The application, including architectural plans and the shadow study can be found online at the City's Development Application Centre.
City staff issued a preliminary report in December, 2021 which details numerous issues to be resolved, primarily due to the size and mass of the proposed towers.
The Church Wellesley Neighbourhood Association Development Committee met with the developer on January 13 to discuss the proposal. On March 2, the CWNA Development Committee also took part in the Working Group, hosted by Councillor Wong-Tam, to review the proposal and the City's preliminary report. The CWNA Development Committee will also be meeting with the City Planner assigned to the project.
The developer has offered community space in one of the building podiums; the type, size and location of the community space is yet to be determined.
An issue with the proposed design is that the much of the building at street level -- particularly beside the park and POP -- has no relationship to pedestrians or park users. Animation of these areas, preferably related to the community space, would be more desirable.
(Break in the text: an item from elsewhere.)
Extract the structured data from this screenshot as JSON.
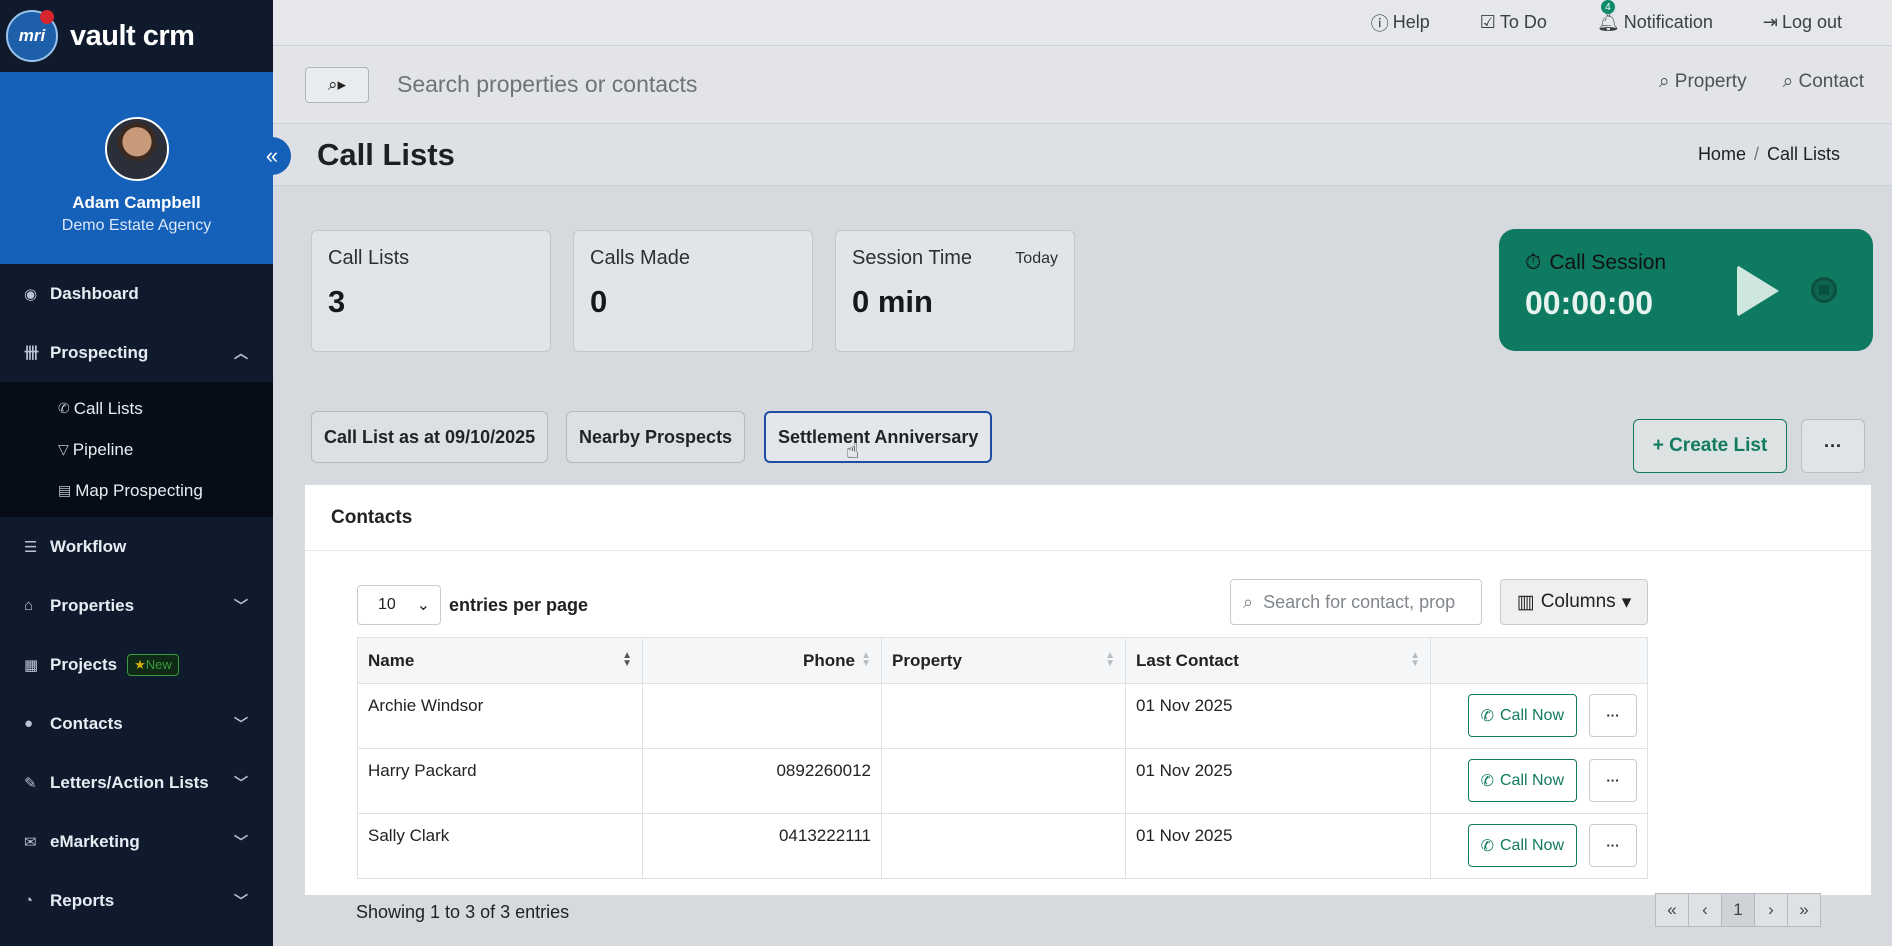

A community consultation meeting date has not yet been announced, but you can make written comments now and request to be notified of the community consultation by following the Public Consultation link on the proposal's Development Application Centre page.
Video by Koops65 shows aerial view of the proposed 78 and 75 storey towers. The approved 73 storey tower at 2 Carlton is to the south; the recently completed tower to the north is 52 storeys.
Are you looking for a unique opportunity to make an impact in the Church Wellesley Neighbourhood? Well, look no further! The Church Wellesley Neighbourhood Association (CWNA) is looking for a leader like you to join our board of directors.
We are a non-profit, volunteer run organization dedicated to improving the quality of life of everyone who lives, works, and plays in our neighbourhood, bounded by Yonge Street east to Jarvis Street and Charles Street south to Carlton Street. The work of the CWNA is focused in the areas of:
You can learn more about CWNA by visiting our website which describes our work and includes minutes of monthly Board meetings.
We are currently seeking applications for one open position on the CWNA Board. All candidates for the CWNA Board of Directors must live in our catchment area and be members in good standing. We encourage members of equity-deserving groups to apply so that our board may reflect the diversity of our neighbourhood and our community’s unique needs. We are particularly seeking someone who has knowledge and experience in any of the following areas: community outreach and engagement, urban development and planning, legal expertise.
The CWNA Board normally meets once a month and board members are expected to attend these meetings regularly. In addition to the monthly board meeting, board members will be expected to sit on at least one committee and will be required to complete additional tasks between meetings, approximately 5-10 hours per month.
The interested candidate will attend two monthly Board meetings (usually held at 10 am on the second Saturday of each month) before a decision is made on an appointment to the Board. The new board member will then stand for election at the next CWNA annual general meeting in November 2022. Contact us here.
The CWNA Annual General Meeting took place on November 29, via Zoom webinar.
It was an opportunity to hear about important issues in our community, including Development, Community Safety, Placemaking (Parks and Public Spaces) and Heritage Conservation, and to welcome new Directors to the Board.
There were four open positions on the Board of Directors and three candidates, so all candidates were elected by acclamation.
The new directors are Jonathan Grimm and Ryan Carlsen; incumbent Connie Langille was re-elected. They join Donald Altman, Neil Gibb, Trevor Hennig Robert Packham and Tara Schorr.
Here is a pdf of the AGM Slide Presentation.